[Start of Attachment]

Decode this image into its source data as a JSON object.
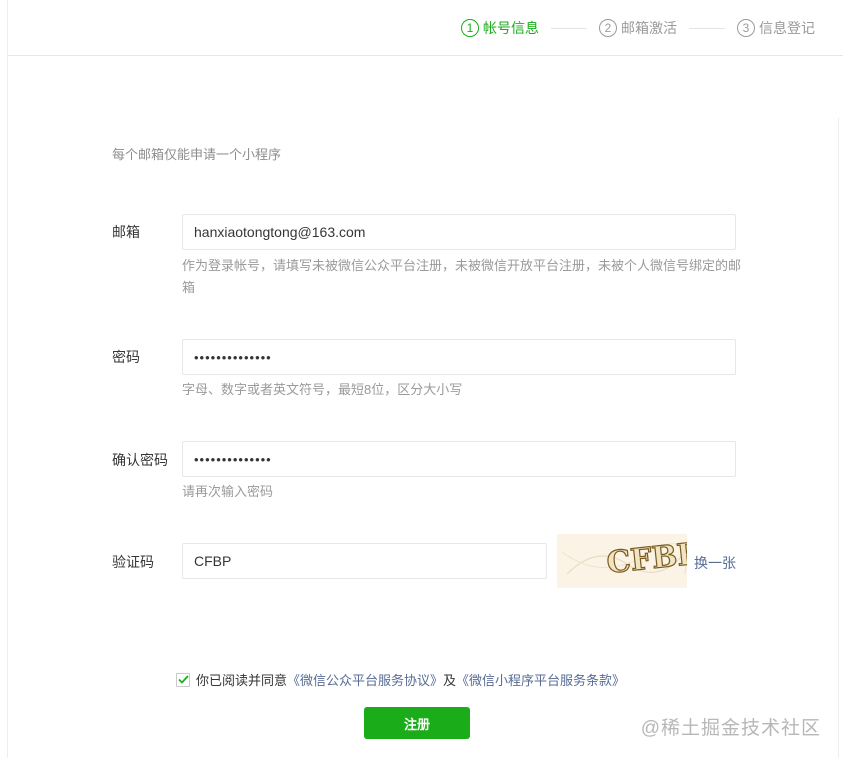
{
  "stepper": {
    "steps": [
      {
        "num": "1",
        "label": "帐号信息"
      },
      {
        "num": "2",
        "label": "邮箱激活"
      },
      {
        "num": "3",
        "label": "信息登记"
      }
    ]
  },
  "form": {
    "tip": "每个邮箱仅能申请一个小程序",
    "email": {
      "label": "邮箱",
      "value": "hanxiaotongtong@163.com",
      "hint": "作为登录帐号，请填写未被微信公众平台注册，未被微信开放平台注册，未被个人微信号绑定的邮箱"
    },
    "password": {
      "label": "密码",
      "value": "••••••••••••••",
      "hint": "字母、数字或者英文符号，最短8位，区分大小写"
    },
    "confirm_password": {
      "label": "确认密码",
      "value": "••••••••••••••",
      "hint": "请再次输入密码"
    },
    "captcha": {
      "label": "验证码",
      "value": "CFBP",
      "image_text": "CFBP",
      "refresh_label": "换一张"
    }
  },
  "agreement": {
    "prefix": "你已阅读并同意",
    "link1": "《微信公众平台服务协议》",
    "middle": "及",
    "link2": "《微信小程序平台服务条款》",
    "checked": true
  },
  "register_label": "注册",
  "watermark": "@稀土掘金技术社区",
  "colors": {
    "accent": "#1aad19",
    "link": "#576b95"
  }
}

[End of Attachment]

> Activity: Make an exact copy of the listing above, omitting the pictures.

> Output of the exercise:
Decode this image into its source data as a JSON object.
{
  "stepper": {
    "steps": [
      {
        "num": "1",
        "label": "帐号信息"
      },
      {
        "num": "2",
        "label": "邮箱激活"
      },
      {
        "num": "3",
        "label": "信息登记"
      }
    ]
  },
  "form": {
    "tip": "每个邮箱仅能申请一个小程序",
    "email": {
      "label": "邮箱",
      "value": "hanxiaotongtong@163.com",
      "hint": "作为登录帐号，请填写未被微信公众平台注册，未被微信开放平台注册，未被个人微信号绑定的邮箱"
    },
    "password": {
      "label": "密码",
      "value": "••••••••••••••",
      "hint": "字母、数字或者英文符号，最短8位，区分大小写"
    },
    "confirm_password": {
      "label": "确认密码",
      "value": "••••••••••••••",
      "hint": "请再次输入密码"
    },
    "captcha": {
      "label": "验证码",
      "value": "CFBP",
      "image_text": "CFBP",
      "refresh_label": "换一张"
    }
  },
  "agreement": {
    "prefix": "你已阅读并同意",
    "link1": "《微信公众平台服务协议》",
    "middle": "及",
    "link2": "《微信小程序平台服务条款》",
    "checked": true
  },
  "register_label": "注册",
  "watermark": "@稀土掘金技术社区",
  "colors": {
    "accent": "#1aad19",
    "link": "#576b95"
  }
}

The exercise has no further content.